Intel® Software Guard Extensions (Intel® SGX)

An Intel® architecture extension designed to increase the security of application code and data.

A New Approach

To address the reality of widespread security holes and compromised systems, Intel set out to design a hardware-assisted trusted execution environment with a very small attack surface: the processor boundary. Intel SGX delivers 17 new Intel® architecture instructions that can be used by applications to set aside private regions of code and data, and can prevent direct attacks on executing code or data stored in memory.

The foundation of Intel SGX was created with input from major corporations, security researchers at universities, and government security agencies. Hundreds of independent software vendors (ISV) and enterprise developers are engaging with Intel to use Intel SGX to secure mission-critical applications. Intel SGX will spawn the development of new innovative security applications such as those listed below.

Guard applications and data Tamper-resistant code tool vendors
Guard payment dialogue plus cloud and data security Financial services industry (FSI) companies
Harden biometrics and authentication Security authentication companies
Harden a browser experience Browser vendors
Harden DRM for enhanced high definition, 4K ultra high definition (UHD) content protection Content playback ISVs and content owners across over-the-top (OTT) and media services
Harden end-point security Security ISVs and original equipment manufacturers (OEM)
Protect communications from an end-point to a management console Security ISVs
Protect electronic medical records (EMR), sensitive and confidential data Governments and major health care organizations
Protect keys on local file system and harden disk protection Disk encryption ISVs
Protect key management, enclave optimized embedded apps Cloud, infrastructure, and software as a service (SaaS) providers
Protected TLS keystore management Cloud, content delivery networks, frequency scanning interferometry (FSI), infrastructure, SaaS
Secure analytics workloads Big data ISVs and enterprises
Securing document sharing and viewing Government and secure document sharing ISVs
Enclave optimized embedded apps Major defense contractors
Secure IoT edge devices and cloud communications IoT gateway and device manufacturers

Develop Protected Applications

In Figure 1, a closer look at the design pattern reveals that an Intel SGX application consists of two parts: untrusted code and a trusted enclave that it securely calls into.
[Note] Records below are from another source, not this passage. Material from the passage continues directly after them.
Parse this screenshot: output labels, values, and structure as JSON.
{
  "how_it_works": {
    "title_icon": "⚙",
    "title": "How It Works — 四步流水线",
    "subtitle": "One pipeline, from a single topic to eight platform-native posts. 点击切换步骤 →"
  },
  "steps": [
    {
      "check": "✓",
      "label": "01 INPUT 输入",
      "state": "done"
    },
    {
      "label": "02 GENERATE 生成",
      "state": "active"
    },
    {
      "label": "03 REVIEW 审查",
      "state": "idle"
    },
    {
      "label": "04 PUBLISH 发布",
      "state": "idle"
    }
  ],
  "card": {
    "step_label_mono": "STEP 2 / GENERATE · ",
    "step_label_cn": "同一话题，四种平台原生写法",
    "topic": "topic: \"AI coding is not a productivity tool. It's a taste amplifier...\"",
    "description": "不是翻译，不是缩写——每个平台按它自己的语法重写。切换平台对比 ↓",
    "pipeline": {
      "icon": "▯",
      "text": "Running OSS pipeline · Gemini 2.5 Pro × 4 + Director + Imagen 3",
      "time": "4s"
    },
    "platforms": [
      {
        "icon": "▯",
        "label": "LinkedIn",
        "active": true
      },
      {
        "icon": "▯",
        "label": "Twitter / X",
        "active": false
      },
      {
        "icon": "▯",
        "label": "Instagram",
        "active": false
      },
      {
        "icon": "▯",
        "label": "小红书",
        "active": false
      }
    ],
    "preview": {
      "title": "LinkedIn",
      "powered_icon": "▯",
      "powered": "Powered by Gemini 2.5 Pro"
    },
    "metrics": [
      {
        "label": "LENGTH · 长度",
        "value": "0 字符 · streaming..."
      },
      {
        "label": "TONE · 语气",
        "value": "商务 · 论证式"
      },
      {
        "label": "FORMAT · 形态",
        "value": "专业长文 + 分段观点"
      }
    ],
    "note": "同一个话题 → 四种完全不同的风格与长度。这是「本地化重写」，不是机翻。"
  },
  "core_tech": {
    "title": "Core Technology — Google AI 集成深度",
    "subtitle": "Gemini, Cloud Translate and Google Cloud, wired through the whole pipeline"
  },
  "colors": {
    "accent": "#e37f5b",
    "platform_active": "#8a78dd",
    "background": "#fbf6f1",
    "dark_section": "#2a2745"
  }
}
A developer can create one-to-many trusted enclaves that work together to support distributed architectures. Common uses include key material, proprietary algorithms, biometric data, and certificate signing request (CSR) generation.

Application Partitioning
Figure 1: Application partitioning

At runtime (see Figure 2), the Intel SGX instructions build and execute the enclave into a special protected memory region with a restricted entry and exit location, which is defined by the developer to prevent data leakage. Enclave code and data inside the processor perimeter runs in the clear and enclave data written to the disk is encrypted and checked for integrity.

Runtime Execution
Figure 2: Runtime execution


  1. App is built with trusted and untrusted parts.
  2. App runs and creates the enclave, which is placed in trusted memory.
  3. Trusted function is called. Execution is transitioned to the enclave.
  4. Enclave sees all process data in clear. External access to enclave data is denied.
  5. Trusted function returns enclave data.
  6. Application continues normal execution.

Attest Enclaves and Seal Data

Currently, original device manufacturers (ODM) and ISVs commonly provision application software and secrets either at the time of manufacturing or by complex field configurations that cannot cryptographically prove application integrity. Intel SGX enables local attestation between enclaves or remote attestation by a third party to ensure the application has not been compromised.

The protected portion of an application is loaded into an enclave where its code and data are measured. A report is sent to the remote application owner’s server, which in turn can validate that the enclave report was generated by an authentic Intel processor. Upon verification of the enclave identity, the remote party can trust the enclave and securely provision keys, credentials, or data.

Intel SGX includes an instruction for generating a processor and enclave-specific sealing key that can be used to safely store and retrieve sensitive information that may need to be stored to disk.


Platforms based on 7th generation (or later) Intel® Core™ processors with BIOS support enabled for Intel SGX Microsoft Visual Studio* 2012 (professional edition) Windows* 7, 8.1 (64 bit)
Windows® 10 (64 bit)
  Intel® Parallel Studio XE 2013 Professional Edition (Windows) Ubuntu* 14.04 LTS (64 bit)